Stored data:
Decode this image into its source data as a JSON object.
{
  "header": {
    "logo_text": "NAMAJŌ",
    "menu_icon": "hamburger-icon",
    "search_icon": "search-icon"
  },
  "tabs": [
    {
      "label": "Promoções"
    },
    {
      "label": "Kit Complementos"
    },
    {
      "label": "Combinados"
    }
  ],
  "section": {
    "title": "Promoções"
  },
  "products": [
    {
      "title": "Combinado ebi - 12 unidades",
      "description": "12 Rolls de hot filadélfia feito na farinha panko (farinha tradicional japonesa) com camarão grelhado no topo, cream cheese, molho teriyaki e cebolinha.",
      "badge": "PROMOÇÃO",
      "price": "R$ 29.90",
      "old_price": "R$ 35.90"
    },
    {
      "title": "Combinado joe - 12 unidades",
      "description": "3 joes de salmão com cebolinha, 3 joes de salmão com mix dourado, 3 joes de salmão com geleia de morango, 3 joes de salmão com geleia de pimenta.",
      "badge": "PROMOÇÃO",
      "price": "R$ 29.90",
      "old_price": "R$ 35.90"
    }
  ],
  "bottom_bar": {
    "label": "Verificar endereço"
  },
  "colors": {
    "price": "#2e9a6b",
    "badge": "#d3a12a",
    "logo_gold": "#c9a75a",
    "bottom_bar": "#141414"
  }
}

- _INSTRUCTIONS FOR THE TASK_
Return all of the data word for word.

- _ANSWER TO THIS TASK_
Decode this image into its source data as a JSON object.
{
  "header": {
    "logo_text": "NAMAJŌ",
    "menu_icon": "hamburger-icon",
    "search_icon": "search-icon"
  },
  "tabs": [
    {
      "label": "Promoções"
    },
    {
      "label": "Kit Complementos"
    },
    {
      "label": "Combinados"
    }
  ],
  "section": {
    "title": "Promoções"
  },
  "products": [
    {
      "title": "Combinado ebi - 12 unidades",
      "description": "12 Rolls de hot filadélfia feito na farinha panko (farinha tradicional japonesa) com camarão grelhado no topo, cream cheese, molho teriyaki e cebolinha.",
      "badge": "PROMOÇÃO",
      "price": "R$ 29.90",
      "old_price": "R$ 35.90"
    },
    {
      "title": "Combinado joe - 12 unidades",
      "description": "3 joes de salmão com cebolinha, 3 joes de salmão com mix dourado, 3 joes de salmão com geleia de morango, 3 joes de salmão com geleia de pimenta.",
      "badge": "PROMOÇÃO",
      "price": "R$ 29.90",
      "old_price": "R$ 35.90"
    }
  ],
  "bottom_bar": {
    "label": "Verificar endereço"
  },
  "colors": {
    "price": "#2e9a6b",
    "badge": "#d3a12a",
    "logo_gold": "#c9a75a",
    "bottom_bar": "#141414"
  }
}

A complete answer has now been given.